New Info on the Gi vs No-gi Training Debate

As a student you should be training both gi and no-gi, as a gym owner you should be encouraging students to train both. We can forget about the technical reason to train both. Although I do believe the technical arguments for training both gi and no-gi are strong. I have data from the BJJ training app Marune, and this data reveals some amazing information about students that train both gi and no-gi.

Students that train both gi and no-gi train longer per average session and roll longer per average session. The comparisons draw a stark difference in training time.

This pie graph above shows a break down of the people that are using the Marune app. Most people (using the app) train just with the gi 54.55%. Only 10.52% are exclusively training no-gi. 34.93% of people train both gi and no-gi. These are not people that claim to train one or the other they are actually logging their mat time and choosing gi or no-gi. Someone that has never logged a no-gi session simply gets put in the gi category. If someone has done both they are categorized as gi and no-gi.

Statistically people who only train “no-gi only” spend less time on the mat per training session.

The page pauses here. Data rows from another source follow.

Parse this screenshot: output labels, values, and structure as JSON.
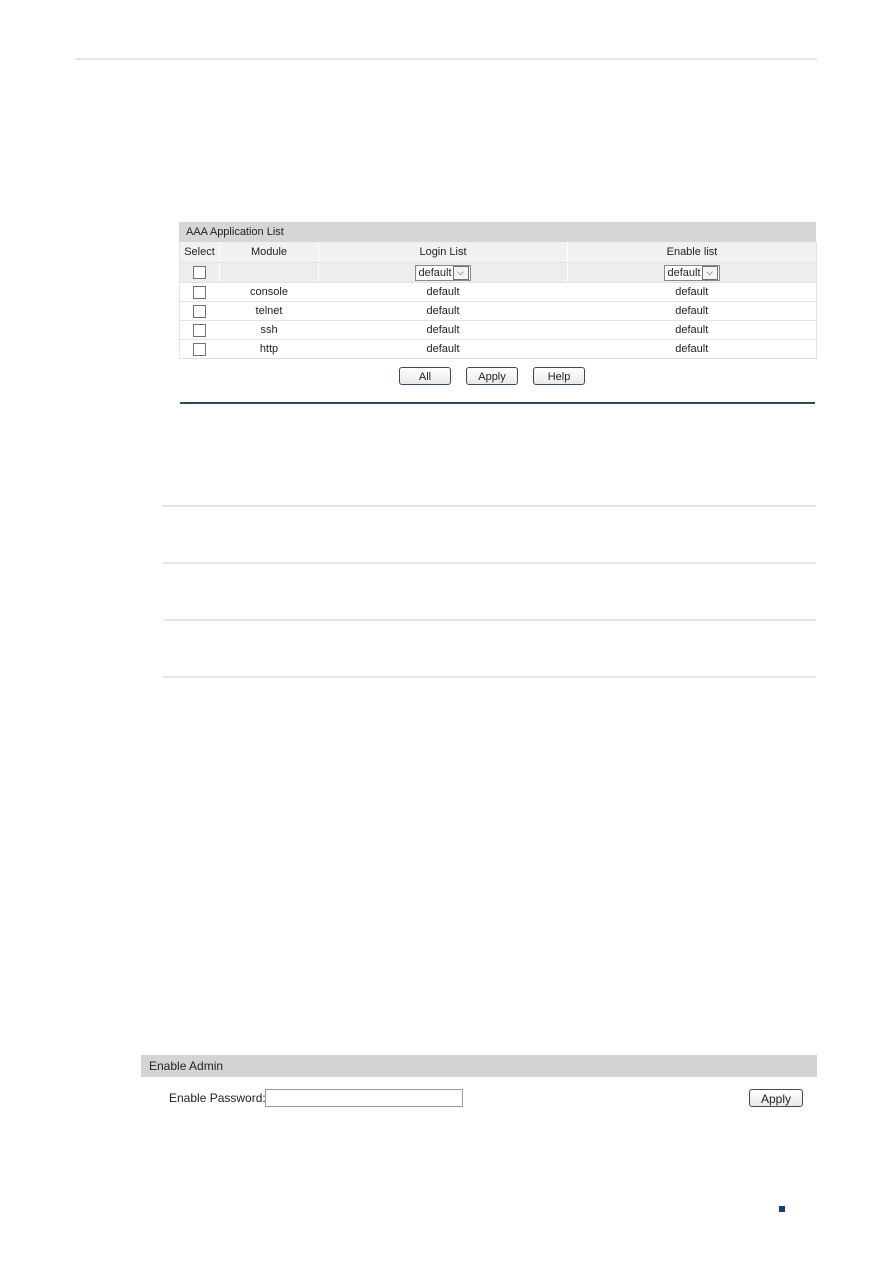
{
  "aaa_application_list": {
    "title": "AAA Application List",
    "columns": [
      "Select",
      "Module",
      "Login List",
      "Enable list"
    ],
    "bulk_row": {
      "login_list_select": "default",
      "enable_list_select": "default"
    },
    "rows": [
      {
        "module": "console",
        "login_list": "default",
        "enable_list": "default"
      },
      {
        "module": "telnet",
        "login_list": "default",
        "enable_list": "default"
      },
      {
        "module": "ssh",
        "login_list": "default",
        "enable_list": "default"
      },
      {
        "module": "http",
        "login_list": "default",
        "enable_list": "default"
      }
    ],
    "buttons": {
      "all": "All",
      "apply": "Apply",
      "help": "Help"
    }
  },
  "enable_admin": {
    "title": "Enable Admin",
    "password_label": "Enable Password:",
    "password_value": "",
    "apply": "Apply"
  },
  "colors": {
    "section_header": "#d6d6d6",
    "rule_accent": "#1f4f5f",
    "page_marker": "#1a3a7a"
  }
}
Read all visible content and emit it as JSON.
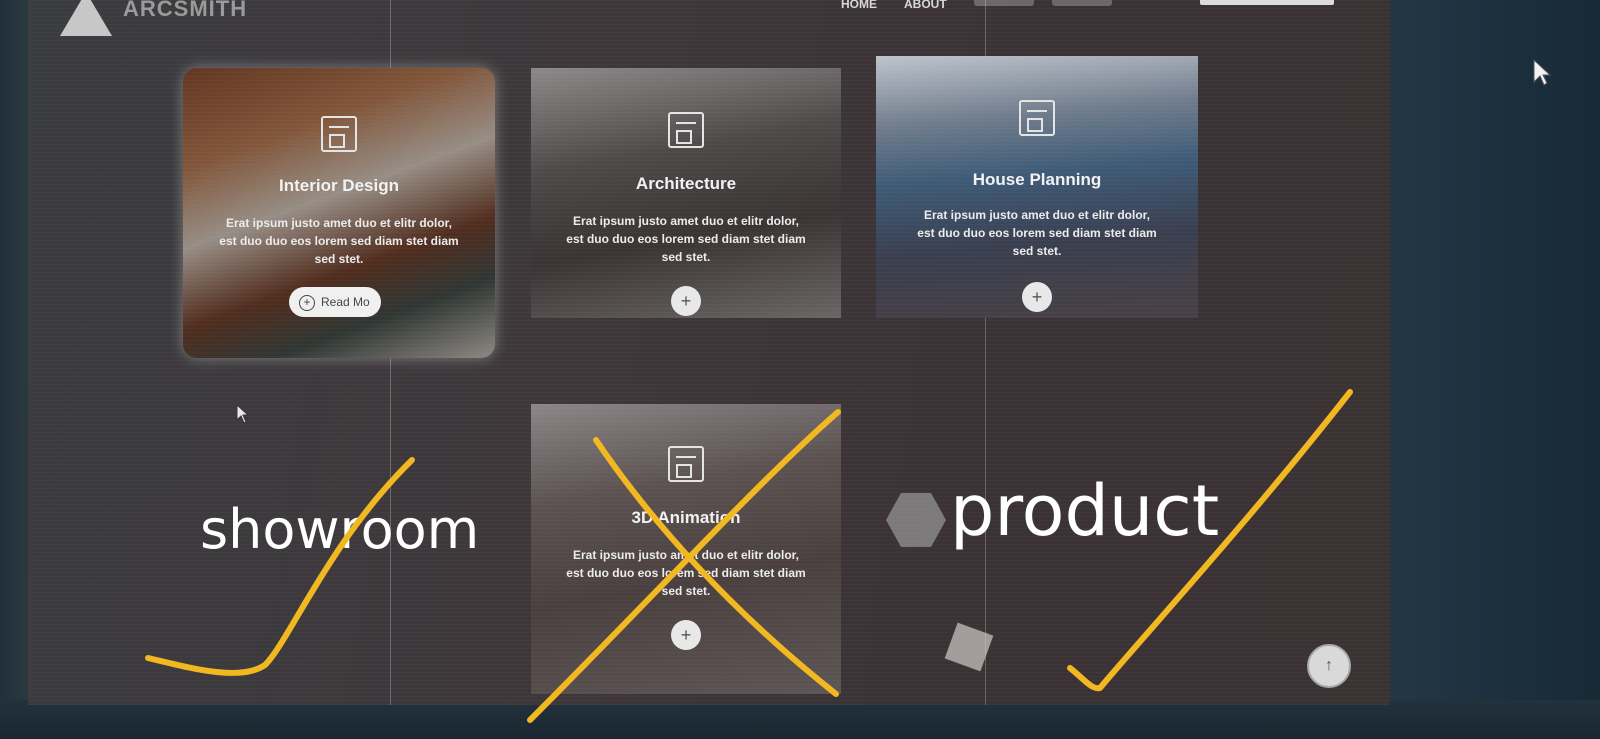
{
  "nav": {
    "logo_text": "ARCSMITH",
    "links": [
      "HOME",
      "ABOUT"
    ]
  },
  "cards": [
    {
      "title": "Interior Design",
      "text": "Erat ipsum justo amet duo et elitr dolor, est duo duo eos lorem sed diam stet diam sed stet.",
      "button": "Read Mo",
      "icon": "interior-design-icon"
    },
    {
      "title": "Architecture",
      "text": "Erat ipsum justo amet duo et elitr dolor, est duo duo eos lorem sed diam stet diam sed stet.",
      "button": "+",
      "icon": "architecture-icon"
    },
    {
      "title": "House Planning",
      "text": "Erat ipsum justo amet duo et elitr dolor, est duo duo eos lorem sed diam stet diam sed stet.",
      "button": "+",
      "icon": "house-planning-icon"
    },
    {
      "title": "3D Animation",
      "text": "Erat ipsum justo amet duo et elitr dolor, est duo duo eos lorem sed diam stet diam sed stet.",
      "button": "+",
      "icon": "3d-animation-icon"
    }
  ],
  "scroll_top_icon": "arrow-up-icon",
  "annotations": {
    "left_label": "showroom",
    "right_label": "product",
    "ink_color": "#f2b822"
  }
}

People who train both are training about 14 minutes longer than the people training only gi, and almost 27 minutes longer than the strictly no-gi crowd.

Training time discrepancies are shocking, but BIG difference is time rolling. People that train gi and no-gi roll much more time than the people that only train one sport. People training both roll almost 9 minutes more that people training only gi, and 15 minutes more than people training only no-gi.

Why?????

I don’t know but here are some ideas.

  1. It could be that people training both have found a greater passion for training and rolling and get more mat time every time they walk in the door of the gym.
  2. Perhaps the data is affected by shorter classes and gyms that only teach one type of training. It could be that on average a gym that has both gi and no-gi has longer classes.
  3. The times could be effected by the students ability to train and push themselves. If your gym has 2 gi classes a week and 2 no-gi classes a week and you only train on the no-gi days you are probably not in as good as shape as someone training all the classes. This would result in you rolling less at the end of class.
  4. Open mat sessions could be attended predominantly by people that roll both, and this would push the data in their favor.

What to do about this data?

  • If you are a student that only trains one, try training both. You may find yourself training more per training session. You are likely trying to balance a busy schedule with jiu-jitsu. Train when you can regardless of the grappling clothing materials (try not to skip training because it is no-gi night and you like gi).
  • If you are an instructor you should encourage students to train both. It is no secret that students that train more have an accelerated learning rate. Talk about the benefits of training in the other classes and continue to invite them to try the other side of grappling.

Here is a video talk about this data.

Check out the Marune app here